This article explores how current professional military scholarship on insurgency and counterinsurgency (COIN) uses history to frame its arguments. It then attempts to reframe the current historical problematic surrounding insurgency. First, the article shows that the historical narrative of professional military scholarship on insurgency and its theoretical grounding are highly flawed. They are both parochial and profoundly ahistorical. Second, the paper constructs an alternative narrative of insurgency beginning from the ideas of the German legal philosopher Carl Schmitt (1888–1985), returning insurgency to history. This alternative narrative emphasizes the critical role played by the fall of European public law (jus publicum Europaeum). As a consequence of this and other historically contingent events, war in Europe lost its relative autonomy from society during the nineteenth and twentieth centuries. In turn, insurgency became an increasingly prominent and normatively accepted form of warfare by the mid-twentieth century.

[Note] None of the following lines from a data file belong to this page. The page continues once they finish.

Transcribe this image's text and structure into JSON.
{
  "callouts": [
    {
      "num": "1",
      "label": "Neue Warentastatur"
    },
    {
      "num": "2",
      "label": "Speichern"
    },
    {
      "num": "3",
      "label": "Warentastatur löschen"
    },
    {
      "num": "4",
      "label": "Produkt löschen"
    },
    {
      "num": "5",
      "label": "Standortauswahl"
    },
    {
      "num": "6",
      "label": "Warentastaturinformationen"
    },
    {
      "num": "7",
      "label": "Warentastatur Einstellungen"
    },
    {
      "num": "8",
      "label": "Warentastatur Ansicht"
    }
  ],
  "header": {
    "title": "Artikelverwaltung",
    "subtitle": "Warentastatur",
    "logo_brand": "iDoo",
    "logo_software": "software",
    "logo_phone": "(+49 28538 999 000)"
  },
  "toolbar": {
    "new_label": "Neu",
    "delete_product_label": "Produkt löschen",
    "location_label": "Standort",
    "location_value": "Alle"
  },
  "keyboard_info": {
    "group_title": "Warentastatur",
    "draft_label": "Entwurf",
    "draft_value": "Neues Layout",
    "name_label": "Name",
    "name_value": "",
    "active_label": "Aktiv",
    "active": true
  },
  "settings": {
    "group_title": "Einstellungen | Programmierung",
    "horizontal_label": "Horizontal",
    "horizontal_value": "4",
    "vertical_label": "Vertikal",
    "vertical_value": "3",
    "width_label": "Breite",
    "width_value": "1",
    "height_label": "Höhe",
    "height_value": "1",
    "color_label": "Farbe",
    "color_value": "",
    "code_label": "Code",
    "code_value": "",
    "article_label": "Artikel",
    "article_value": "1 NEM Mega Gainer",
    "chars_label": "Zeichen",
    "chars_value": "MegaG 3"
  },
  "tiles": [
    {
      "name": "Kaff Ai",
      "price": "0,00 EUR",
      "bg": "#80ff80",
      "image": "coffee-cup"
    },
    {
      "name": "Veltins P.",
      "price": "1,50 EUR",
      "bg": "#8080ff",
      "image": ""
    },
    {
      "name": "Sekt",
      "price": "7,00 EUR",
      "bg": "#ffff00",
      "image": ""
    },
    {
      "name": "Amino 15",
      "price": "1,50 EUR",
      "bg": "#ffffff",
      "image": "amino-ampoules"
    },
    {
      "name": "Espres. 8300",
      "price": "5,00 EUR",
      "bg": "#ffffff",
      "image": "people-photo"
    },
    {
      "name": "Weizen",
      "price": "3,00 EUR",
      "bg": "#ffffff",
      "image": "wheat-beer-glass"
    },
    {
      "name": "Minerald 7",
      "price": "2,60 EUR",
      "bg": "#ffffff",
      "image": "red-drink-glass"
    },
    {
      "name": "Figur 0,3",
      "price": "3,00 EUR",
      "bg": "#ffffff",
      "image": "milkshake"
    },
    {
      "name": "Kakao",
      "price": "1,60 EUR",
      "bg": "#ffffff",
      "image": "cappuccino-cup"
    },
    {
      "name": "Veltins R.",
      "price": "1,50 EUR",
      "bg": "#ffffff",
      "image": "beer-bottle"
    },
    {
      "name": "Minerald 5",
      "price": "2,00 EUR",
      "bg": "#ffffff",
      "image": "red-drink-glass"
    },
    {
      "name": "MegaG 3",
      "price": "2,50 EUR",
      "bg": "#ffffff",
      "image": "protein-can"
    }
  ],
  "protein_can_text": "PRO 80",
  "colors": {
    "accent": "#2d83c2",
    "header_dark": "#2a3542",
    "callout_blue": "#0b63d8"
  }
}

|Number of pages||36|
|Journal||The Journal of Strategic Studies|
|Publication status||Published - 27 Jul 2009|